Hans peered at me over his glasses and sighed, "Danish people find the taste of 'Swedish anchovies' too strong." Then, he looked at the table and announced, "I have a second one in the oven called Jensen's Temptation," he joked, "which has less anchovies." (Jensen is the Danish version of the Swedish surname Janssen.) Everyone rolled their eyes and shook their heads at him.

"Do you really like this?" Veronica asked incredulously from across the table.

"I love it!" my boyfriend exclaimed, shoveling a forkful into his mouth.

"Well then, that can be your Christmas present!" she deadpanned as laughter erupted.

Hans passed me a shot glass filled with snaps, a Danish aquavit. Soon enough, everyone had one.

"Be careful with this," my boyfriend warned, "People have been known to completely lose it after two."

Jeannette held up her glass and roared, "Skål!

"Skål!" we roared like a band of rowdy Vikings as we downed the shot. A fireball of alcohol raced down my throat. 

It would not be the last I'd see of dark rye bread, cheese, potatoes, cream, butter, herring, pork, or snaps. Day after day, they'd all make their appearance. Don't get me wrong, it was some of the most memorable home-cooking I experienced, but I started to feel like a Christmas goose whose gullet was being filled to capacity. 

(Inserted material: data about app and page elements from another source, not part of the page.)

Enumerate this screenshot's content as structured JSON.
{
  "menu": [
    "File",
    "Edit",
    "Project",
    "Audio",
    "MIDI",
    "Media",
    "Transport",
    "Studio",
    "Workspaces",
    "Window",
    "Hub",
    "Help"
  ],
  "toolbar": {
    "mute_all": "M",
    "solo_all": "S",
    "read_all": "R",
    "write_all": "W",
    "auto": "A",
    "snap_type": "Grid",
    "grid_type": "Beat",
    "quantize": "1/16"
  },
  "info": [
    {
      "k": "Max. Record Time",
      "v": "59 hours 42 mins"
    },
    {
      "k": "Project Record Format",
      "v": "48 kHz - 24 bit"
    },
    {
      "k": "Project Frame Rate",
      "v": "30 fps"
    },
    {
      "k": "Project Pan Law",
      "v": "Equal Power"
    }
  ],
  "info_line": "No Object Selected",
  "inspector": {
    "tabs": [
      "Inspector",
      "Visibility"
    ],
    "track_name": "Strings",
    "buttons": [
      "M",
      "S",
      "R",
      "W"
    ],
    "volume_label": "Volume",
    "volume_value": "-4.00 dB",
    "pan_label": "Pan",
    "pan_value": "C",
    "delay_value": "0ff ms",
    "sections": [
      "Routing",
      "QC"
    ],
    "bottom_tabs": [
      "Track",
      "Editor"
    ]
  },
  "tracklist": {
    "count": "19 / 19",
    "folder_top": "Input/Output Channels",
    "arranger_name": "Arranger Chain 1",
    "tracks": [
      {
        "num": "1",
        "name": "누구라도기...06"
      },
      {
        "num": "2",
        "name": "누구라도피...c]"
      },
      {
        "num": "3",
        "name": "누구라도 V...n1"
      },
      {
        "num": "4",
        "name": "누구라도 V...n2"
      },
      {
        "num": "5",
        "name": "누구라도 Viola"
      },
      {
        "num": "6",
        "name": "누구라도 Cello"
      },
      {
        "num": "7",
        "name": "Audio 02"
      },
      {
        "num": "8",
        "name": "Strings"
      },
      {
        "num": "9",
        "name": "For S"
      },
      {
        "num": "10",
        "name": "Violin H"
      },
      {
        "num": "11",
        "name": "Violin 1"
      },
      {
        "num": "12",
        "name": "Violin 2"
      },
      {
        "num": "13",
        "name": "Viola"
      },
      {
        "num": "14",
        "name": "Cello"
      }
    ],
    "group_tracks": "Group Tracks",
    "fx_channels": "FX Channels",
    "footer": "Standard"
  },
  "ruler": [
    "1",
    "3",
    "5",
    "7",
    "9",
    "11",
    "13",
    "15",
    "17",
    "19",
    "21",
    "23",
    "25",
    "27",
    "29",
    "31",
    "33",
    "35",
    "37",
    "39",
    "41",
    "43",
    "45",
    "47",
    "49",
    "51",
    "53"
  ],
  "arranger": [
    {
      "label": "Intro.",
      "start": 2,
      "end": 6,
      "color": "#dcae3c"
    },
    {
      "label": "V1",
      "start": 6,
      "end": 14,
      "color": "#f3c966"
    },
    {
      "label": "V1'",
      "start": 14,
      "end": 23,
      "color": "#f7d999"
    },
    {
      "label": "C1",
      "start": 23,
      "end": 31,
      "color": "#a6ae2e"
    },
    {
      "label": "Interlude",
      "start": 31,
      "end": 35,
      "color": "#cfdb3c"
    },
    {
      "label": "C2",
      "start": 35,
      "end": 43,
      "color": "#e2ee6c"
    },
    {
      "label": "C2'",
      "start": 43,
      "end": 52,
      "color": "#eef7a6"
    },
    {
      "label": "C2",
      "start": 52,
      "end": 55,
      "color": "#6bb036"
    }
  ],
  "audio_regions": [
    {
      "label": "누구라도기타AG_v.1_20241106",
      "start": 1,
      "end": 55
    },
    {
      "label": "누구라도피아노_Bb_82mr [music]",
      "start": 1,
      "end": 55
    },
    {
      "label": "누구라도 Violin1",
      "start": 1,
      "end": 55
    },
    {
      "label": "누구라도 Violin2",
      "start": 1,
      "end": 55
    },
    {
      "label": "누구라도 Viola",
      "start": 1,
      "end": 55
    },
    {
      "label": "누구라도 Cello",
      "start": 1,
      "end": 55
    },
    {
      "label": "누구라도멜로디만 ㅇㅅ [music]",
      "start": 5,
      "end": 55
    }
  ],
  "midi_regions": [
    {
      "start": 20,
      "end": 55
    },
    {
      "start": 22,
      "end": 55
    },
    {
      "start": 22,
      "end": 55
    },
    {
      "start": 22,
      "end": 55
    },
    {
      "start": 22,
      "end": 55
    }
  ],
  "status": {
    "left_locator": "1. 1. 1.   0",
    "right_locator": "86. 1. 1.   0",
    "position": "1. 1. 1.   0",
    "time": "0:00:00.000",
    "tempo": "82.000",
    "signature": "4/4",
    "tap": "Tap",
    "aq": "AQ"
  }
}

After Day 4, I looked over at my boyfriend and wailed, "I don't think I can do this anymore! I just need clear broth and bitter green leaves!"

We were in bed, severely jet-lagged, watching The Americans on Netflix at 2 a.m. He had a made a habit of bringing midnight snacks into bed and I had made a habit out of indulging in them with him.

"Oh, stop it," he said, taking a bite of rye bread, slathered with whipped lard and topped with pickled herring. "It's the holidays."

Sigh.

"O.K. One bite."